(Stored dataset items)

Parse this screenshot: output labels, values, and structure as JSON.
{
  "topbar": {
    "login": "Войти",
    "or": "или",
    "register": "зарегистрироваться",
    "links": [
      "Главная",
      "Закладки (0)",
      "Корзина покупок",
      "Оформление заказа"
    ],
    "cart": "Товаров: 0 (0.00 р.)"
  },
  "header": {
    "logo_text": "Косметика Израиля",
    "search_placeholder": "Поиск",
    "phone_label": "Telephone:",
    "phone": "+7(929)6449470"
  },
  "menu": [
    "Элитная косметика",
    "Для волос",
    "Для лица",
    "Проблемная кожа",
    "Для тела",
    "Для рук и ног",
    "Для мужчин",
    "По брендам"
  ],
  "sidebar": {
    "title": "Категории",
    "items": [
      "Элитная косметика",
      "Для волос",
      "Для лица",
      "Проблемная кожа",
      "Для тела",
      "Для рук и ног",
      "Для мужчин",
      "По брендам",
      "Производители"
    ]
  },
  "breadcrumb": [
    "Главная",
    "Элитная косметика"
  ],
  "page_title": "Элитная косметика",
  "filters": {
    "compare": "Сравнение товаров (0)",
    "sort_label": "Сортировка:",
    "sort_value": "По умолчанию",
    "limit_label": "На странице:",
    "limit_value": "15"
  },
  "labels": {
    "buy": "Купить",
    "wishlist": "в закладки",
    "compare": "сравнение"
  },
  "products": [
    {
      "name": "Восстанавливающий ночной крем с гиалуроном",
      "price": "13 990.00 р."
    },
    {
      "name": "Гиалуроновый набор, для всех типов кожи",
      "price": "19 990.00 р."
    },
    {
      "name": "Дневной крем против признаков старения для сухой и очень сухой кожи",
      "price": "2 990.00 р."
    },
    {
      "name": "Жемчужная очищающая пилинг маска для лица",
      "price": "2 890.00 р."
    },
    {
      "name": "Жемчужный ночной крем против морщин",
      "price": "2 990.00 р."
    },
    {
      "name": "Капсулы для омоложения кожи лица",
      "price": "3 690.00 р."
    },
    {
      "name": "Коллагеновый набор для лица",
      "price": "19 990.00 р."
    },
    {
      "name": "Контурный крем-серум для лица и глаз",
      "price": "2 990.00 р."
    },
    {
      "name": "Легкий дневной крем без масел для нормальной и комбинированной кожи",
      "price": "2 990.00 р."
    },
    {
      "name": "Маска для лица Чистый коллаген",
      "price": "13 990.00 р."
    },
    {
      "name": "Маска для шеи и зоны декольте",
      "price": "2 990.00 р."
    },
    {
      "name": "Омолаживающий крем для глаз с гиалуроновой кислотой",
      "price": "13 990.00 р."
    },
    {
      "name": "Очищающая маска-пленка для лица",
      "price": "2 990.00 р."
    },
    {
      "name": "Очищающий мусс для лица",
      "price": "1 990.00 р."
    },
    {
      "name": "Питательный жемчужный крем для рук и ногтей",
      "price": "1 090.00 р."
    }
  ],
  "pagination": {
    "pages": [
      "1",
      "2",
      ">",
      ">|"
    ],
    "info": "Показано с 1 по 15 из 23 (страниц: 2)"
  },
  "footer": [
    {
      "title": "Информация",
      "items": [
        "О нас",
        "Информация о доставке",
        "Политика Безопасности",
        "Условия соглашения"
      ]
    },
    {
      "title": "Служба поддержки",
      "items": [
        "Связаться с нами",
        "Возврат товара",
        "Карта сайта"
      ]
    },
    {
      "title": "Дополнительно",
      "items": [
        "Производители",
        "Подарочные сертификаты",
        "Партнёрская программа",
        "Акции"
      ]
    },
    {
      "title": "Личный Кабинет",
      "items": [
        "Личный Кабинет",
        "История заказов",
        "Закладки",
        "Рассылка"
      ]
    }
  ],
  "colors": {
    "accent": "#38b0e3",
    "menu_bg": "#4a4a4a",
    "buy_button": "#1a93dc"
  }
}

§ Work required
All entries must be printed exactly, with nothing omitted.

§ Worked solution
Parse this screenshot: output labels, values, and structure as JSON.
{
  "topbar": {
    "login": "Войти",
    "or": "или",
    "register": "зарегистрироваться",
    "links": [
      "Главная",
      "Закладки (0)",
      "Корзина покупок",
      "Оформление заказа"
    ],
    "cart": "Товаров: 0 (0.00 р.)"
  },
  "header": {
    "logo_text": "Косметика Израиля",
    "search_placeholder": "Поиск",
    "phone_label": "Telephone:",
    "phone": "+7(929)6449470"
  },
  "menu": [
    "Элитная косметика",
    "Для волос",
    "Для лица",
    "Проблемная кожа",
    "Для тела",
    "Для рук и ног",
    "Для мужчин",
    "По брендам"
  ],
  "sidebar": {
    "title": "Категории",
    "items": [
      "Элитная косметика",
      "Для волос",
      "Для лица",
      "Проблемная кожа",
      "Для тела",
      "Для рук и ног",
      "Для мужчин",
      "По брендам",
      "Производители"
    ]
  },
  "breadcrumb": [
    "Главная",
    "Элитная косметика"
  ],
  "page_title": "Элитная косметика",
  "filters": {
    "compare": "Сравнение товаров (0)",
    "sort_label": "Сортировка:",
    "sort_value": "По умолчанию",
    "limit_label": "На странице:",
    "limit_value": "15"
  },
  "labels": {
    "buy": "Купить",
    "wishlist": "в закладки",
    "compare": "сравнение"
  },
  "products": [
    {
      "name": "Восстанавливающий ночной крем с гиалуроном",
      "price": "13 990.00 р."
    },
    {
      "name": "Гиалуроновый набор, для всех типов кожи",
      "price": "19 990.00 р."
    },
    {
      "name": "Дневной крем против признаков старения для сухой и очень сухой кожи",
      "price": "2 990.00 р."
    },
    {
      "name": "Жемчужная очищающая пилинг маска для лица",
      "price": "2 890.00 р."
    },
    {
      "name": "Жемчужный ночной крем против морщин",
      "price": "2 990.00 р."
    },
    {
      "name": "Капсулы для омоложения кожи лица",
      "price": "3 690.00 р."
    },
    {
      "name": "Коллагеновый набор для лица",
      "price": "19 990.00 р."
    },
    {
      "name": "Контурный крем-серум для лица и глаз",
      "price": "2 990.00 р."
    },
    {
      "name": "Легкий дневной крем без масел для нормальной и комбинированной кожи",
      "price": "2 990.00 р."
    },
    {
      "name": "Маска для лица Чистый коллаген",
      "price": "13 990.00 р."
    },
    {
      "name": "Маска для шеи и зоны декольте",
      "price": "2 990.00 р."
    },
    {
      "name": "Омолаживающий крем для глаз с гиалуроновой кислотой",
      "price": "13 990.00 р."
    },
    {
      "name": "Очищающая маска-пленка для лица",
      "price": "2 990.00 р."
    },
    {
      "name": "Очищающий мусс для лица",
      "price": "1 990.00 р."
    },
    {
      "name": "Питательный жемчужный крем для рук и ногтей",
      "price": "1 090.00 р."
    }
  ],
  "pagination": {
    "pages": [
      "1",
      "2",
      ">",
      ">|"
    ],
    "info": "Показано с 1 по 15 из 23 (страниц: 2)"
  },
  "footer": [
    {
      "title": "Информация",
      "items": [
        "О нас",
        "Информация о доставке",
        "Политика Безопасности",
        "Условия соглашения"
      ]
    },
    {
      "title": "Служба поддержки",
      "items": [
        "Связаться с нами",
        "Возврат товара",
        "Карта сайта"
      ]
    },
    {
      "title": "Дополнительно",
      "items": [
        "Производители",
        "Подарочные сертификаты",
        "Партнёрская программа",
        "Акции"
      ]
    },
    {
      "title": "Личный Кабинет",
      "items": [
        "Личный Кабинет",
        "История заказов",
        "Закладки",
        "Рассылка"
      ]
    }
  ],
  "colors": {
    "accent": "#38b0e3",
    "menu_bg": "#4a4a4a",
    "buy_button": "#1a93dc"
  }
}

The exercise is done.